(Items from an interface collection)
━━━━━━━━━━━━━━━━━━━━━━━━━━━━━━

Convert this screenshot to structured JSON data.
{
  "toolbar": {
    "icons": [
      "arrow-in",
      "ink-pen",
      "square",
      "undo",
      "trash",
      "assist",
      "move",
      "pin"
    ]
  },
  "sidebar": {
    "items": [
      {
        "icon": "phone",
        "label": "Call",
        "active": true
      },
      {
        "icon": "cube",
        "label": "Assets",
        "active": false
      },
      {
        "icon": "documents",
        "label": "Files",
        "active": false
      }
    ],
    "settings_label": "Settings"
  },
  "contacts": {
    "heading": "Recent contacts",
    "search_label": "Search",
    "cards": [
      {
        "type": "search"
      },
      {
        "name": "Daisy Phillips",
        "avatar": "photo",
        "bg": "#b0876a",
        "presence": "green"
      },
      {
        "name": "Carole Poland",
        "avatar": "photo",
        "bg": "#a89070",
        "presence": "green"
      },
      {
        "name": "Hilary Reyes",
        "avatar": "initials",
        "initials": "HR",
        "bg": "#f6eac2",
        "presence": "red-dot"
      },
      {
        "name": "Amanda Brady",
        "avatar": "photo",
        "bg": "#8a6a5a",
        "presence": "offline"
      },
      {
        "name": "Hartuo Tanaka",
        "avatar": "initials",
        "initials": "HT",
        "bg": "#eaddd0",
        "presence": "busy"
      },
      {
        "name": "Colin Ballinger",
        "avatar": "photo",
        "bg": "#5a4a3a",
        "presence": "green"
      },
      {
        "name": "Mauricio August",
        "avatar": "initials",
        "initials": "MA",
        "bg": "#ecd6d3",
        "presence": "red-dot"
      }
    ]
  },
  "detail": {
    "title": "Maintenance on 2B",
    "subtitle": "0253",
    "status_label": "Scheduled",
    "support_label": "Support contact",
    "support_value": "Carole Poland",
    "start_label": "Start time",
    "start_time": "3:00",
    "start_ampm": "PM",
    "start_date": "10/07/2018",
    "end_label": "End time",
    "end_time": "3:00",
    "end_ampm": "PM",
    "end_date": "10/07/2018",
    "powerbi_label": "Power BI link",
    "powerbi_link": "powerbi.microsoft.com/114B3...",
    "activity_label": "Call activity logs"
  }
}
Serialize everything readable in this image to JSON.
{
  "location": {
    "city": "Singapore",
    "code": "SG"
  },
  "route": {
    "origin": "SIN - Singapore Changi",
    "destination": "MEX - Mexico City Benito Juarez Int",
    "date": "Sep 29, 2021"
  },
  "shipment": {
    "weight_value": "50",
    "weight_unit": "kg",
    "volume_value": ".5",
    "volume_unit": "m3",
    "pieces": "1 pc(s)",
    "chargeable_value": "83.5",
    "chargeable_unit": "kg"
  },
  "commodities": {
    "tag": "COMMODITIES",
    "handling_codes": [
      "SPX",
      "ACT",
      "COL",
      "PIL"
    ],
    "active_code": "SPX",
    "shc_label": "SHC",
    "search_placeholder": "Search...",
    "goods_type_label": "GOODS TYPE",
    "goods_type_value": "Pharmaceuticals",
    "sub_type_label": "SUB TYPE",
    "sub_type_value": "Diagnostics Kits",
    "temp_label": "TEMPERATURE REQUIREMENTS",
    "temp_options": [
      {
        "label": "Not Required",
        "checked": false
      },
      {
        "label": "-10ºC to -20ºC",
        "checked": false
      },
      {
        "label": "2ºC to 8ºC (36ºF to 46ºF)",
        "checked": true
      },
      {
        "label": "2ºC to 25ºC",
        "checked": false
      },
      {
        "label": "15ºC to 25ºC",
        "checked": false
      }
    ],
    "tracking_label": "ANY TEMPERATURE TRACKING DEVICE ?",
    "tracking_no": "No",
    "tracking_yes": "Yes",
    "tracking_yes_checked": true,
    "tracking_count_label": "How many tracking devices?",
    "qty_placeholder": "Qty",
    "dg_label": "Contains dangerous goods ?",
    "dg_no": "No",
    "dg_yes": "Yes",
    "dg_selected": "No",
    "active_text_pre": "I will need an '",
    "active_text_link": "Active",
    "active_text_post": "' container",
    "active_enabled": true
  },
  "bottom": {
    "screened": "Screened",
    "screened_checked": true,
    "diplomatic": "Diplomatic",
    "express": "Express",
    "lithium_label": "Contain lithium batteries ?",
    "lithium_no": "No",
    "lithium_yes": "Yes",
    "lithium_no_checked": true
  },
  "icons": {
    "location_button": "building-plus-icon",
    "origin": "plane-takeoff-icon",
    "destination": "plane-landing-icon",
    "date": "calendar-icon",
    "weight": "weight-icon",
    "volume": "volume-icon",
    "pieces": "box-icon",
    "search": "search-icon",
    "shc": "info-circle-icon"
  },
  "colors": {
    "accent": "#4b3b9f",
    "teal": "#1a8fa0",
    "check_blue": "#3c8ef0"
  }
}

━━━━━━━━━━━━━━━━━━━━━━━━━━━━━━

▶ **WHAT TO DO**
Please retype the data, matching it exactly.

▶ **RESPONSE TO THE TASK**
Convert this screenshot to structured JSON data.
{
  "toolbar": {
    "icons": [
      "arrow-in",
      "ink-pen",
      "square",
      "undo",
      "trash",
      "assist",
      "move",
      "pin"
    ]
  },
  "sidebar": {
    "items": [
      {
        "icon": "phone",
        "label": "Call",
        "active": true
      },
      {
        "icon": "cube",
        "label": "Assets",
        "active": false
      },
      {
        "icon": "documents",
        "label": "Files",
        "active": false
      }
    ],
    "settings_label": "Settings"
  },
  "contacts": {
    "heading": "Recent contacts",
    "search_label": "Search",
    "cards": [
      {
        "type": "search"
      },
      {
        "name": "Daisy Phillips",
        "avatar": "photo",
        "bg": "#b0876a",
        "presence": "green"
      },
      {
        "name": "Carole Poland",
        "avatar": "photo",
        "bg": "#a89070",
        "presence": "green"
      },
      {
        "name": "Hilary Reyes",
        "avatar": "initials",
        "initials": "HR",
        "bg": "#f6eac2",
        "presence": "red-dot"
      },
      {
        "name": "Amanda Brady",
        "avatar": "photo",
        "bg": "#8a6a5a",
        "presence": "offline"
      },
      {
        "name": "Hartuo Tanaka",
        "avatar": "initials",
        "initials": "HT",
        "bg": "#eaddd0",
        "presence": "busy"
      },
      {
        "name": "Colin Ballinger",
        "avatar": "photo",
        "bg": "#5a4a3a",
        "presence": "green"
      },
      {
        "name": "Mauricio August",
        "avatar": "initials",
        "initials": "MA",
        "bg": "#ecd6d3",
        "presence": "red-dot"
      }
    ]
  },
  "detail": {
    "title": "Maintenance on 2B",
    "subtitle": "0253",
    "status_label": "Scheduled",
    "support_label": "Support contact",
    "support_value": "Carole Poland",
    "start_label": "Start time",
    "start_time": "3:00",
    "start_ampm": "PM",
    "start_date": "10/07/2018",
    "end_label": "End time",
    "end_time": "3:00",
    "end_ampm": "PM",
    "end_date": "10/07/2018",
    "powerbi_label": "Power BI link",
    "powerbi_link": "powerbi.microsoft.com/114B3...",
    "activity_label": "Call activity logs"
  }
}
Serialize everything readable in this image to JSON.
{
  "location": {
    "city": "Singapore",
    "code": "SG"
  },
  "route": {
    "origin": "SIN - Singapore Changi",
    "destination": "MEX - Mexico City Benito Juarez Int",
    "date": "Sep 29, 2021"
  },
  "shipment": {
    "weight_value": "50",
    "weight_unit": "kg",
    "volume_value": ".5",
    "volume_unit": "m3",
    "pieces": "1 pc(s)",
    "chargeable_value": "83.5",
    "chargeable_unit": "kg"
  },
  "commodities": {
    "tag": "COMMODITIES",
    "handling_codes": [
      "SPX",
      "ACT",
      "COL",
      "PIL"
    ],
    "active_code": "SPX",
    "shc_label": "SHC",
    "search_placeholder": "Search...",
    "goods_type_label": "GOODS TYPE",
    "goods_type_value": "Pharmaceuticals",
    "sub_type_label": "SUB TYPE",
    "sub_type_value": "Diagnostics Kits",
    "temp_label": "TEMPERATURE REQUIREMENTS",
    "temp_options": [
      {
        "label": "Not Required",
        "checked": false
      },
      {
        "label": "-10ºC to -20ºC",
        "checked": false
      },
      {
        "label": "2ºC to 8ºC (36ºF to 46ºF)",
        "checked": true
      },
      {
        "label": "2ºC to 25ºC",
        "checked": false
      },
      {
        "label": "15ºC to 25ºC",
        "checked": false
      }
    ],
    "tracking_label": "ANY TEMPERATURE TRACKING DEVICE ?",
    "tracking_no": "No",
    "tracking_yes": "Yes",
    "tracking_yes_checked": true,
    "tracking_count_label": "How many tracking devices?",
    "qty_placeholder": "Qty",
    "dg_label": "Contains dangerous goods ?",
    "dg_no": "No",
    "dg_yes": "Yes",
    "dg_selected": "No",
    "active_text_pre": "I will need an '",
    "active_text_link": "Active",
    "active_text_post": "' container",
    "active_enabled": true
  },
  "bottom": {
    "screened": "Screened",
    "screened_checked": true,
    "diplomatic": "Diplomatic",
    "express": "Express",
    "lithium_label": "Contain lithium batteries ?",
    "lithium_no": "No",
    "lithium_yes": "Yes",
    "lithium_no_checked": true
  },
  "icons": {
    "location_button": "building-plus-icon",
    "origin": "plane-takeoff-icon",
    "destination": "plane-landing-icon",
    "date": "calendar-icon",
    "weight": "weight-icon",
    "volume": "volume-icon",
    "pieces": "box-icon",
    "search": "search-icon",
    "shc": "info-circle-icon"
  },
  "colors": {
    "accent": "#4b3b9f",
    "teal": "#1a8fa0",
    "check_blue": "#3c8ef0"
  }
}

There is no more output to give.